Rick Buchtman is known for bringing out quite the spread when he goes ice fishing on Upper Greenwood Lake. In addition to his gear, he drags out a grill, a sled with firewood, chips, sodas, and venison hot dogs from a deer he’d shot and had butchered locally.
“That’s part of ice fishing, sharing a natural resource,” said Buchtman.
The grill is a steel drum on skis that his crew fished up from the bottom of the lake a couple years ago. Somebody else must’ve made the drum for ice fishing and left it out on the ice too long, Buchtman conjectured. He is not about to make the same mistake. “That comes home with us every time,” he said.
An arborist by trade, Buchtman can only sneak out once or twice a month to fish in the summer. Come winter, he can be found “jiggin’” weekly. The day starts at sun-up and goes until 4pm or so. “If you drag that much stuff on the ice you try to make a day of it,” he said.

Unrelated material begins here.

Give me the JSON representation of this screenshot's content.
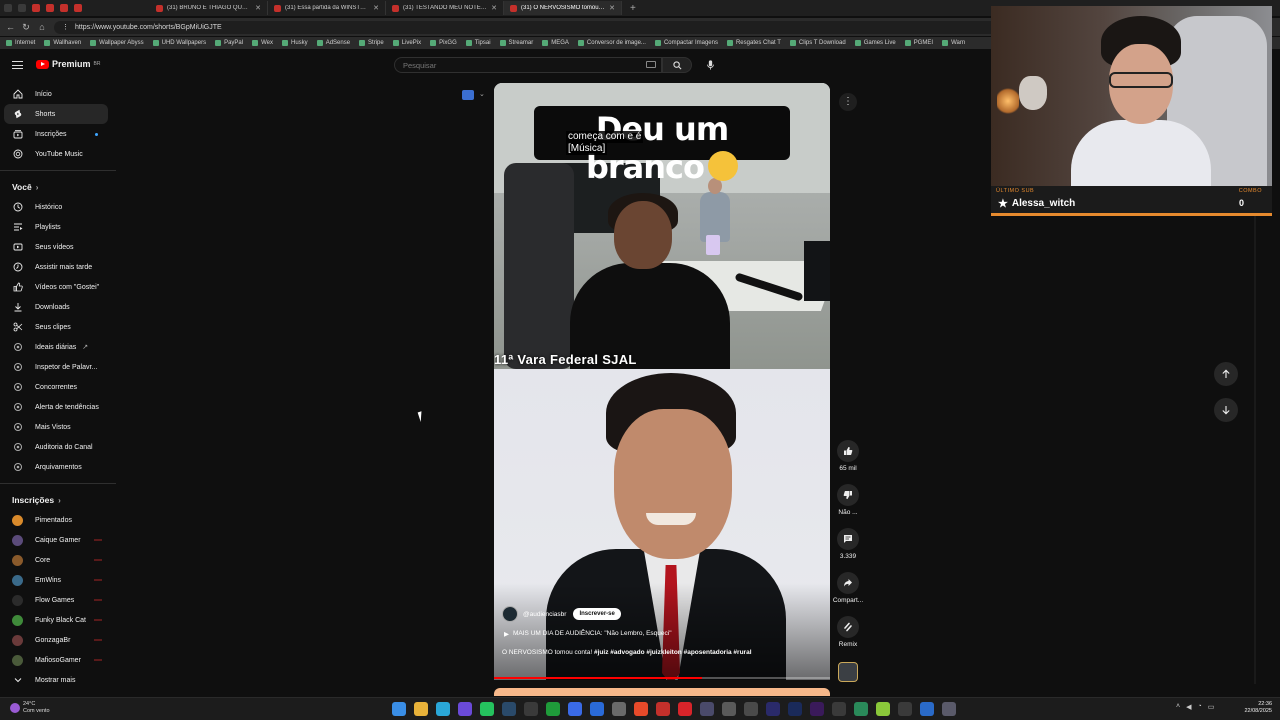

Ice fishing is naturally a more sociable pastime than being out in a boat that can only hold a few guys, Buchtman finds. He invites his daughter, the local Boy Scout troop, anyone with kids.
“When the kids are there, it doesn’t matter whose flag goes off, we get the kids to go deal with the fish. It just brightens up the day,” he said. “If you can get a kid hooked on fishing, that’s a lot of fun. It’s a clean wholesome activity, it teaches them respect for natural resources, and they get to see firsthand where their food comes from.”
When you’re out on the ice for the day, you can pop in to have a hot dog with another camps or, as happened the day Dirt tagged along, you might toss a few fish to a dad and his kids skating by. You can even take a snooze in a sled, as demonstrated by Buchtman’s fishing buddy Casey Norman. Norman had been on a date the night before, and the afternoon found him catching zzz’s instead of fish.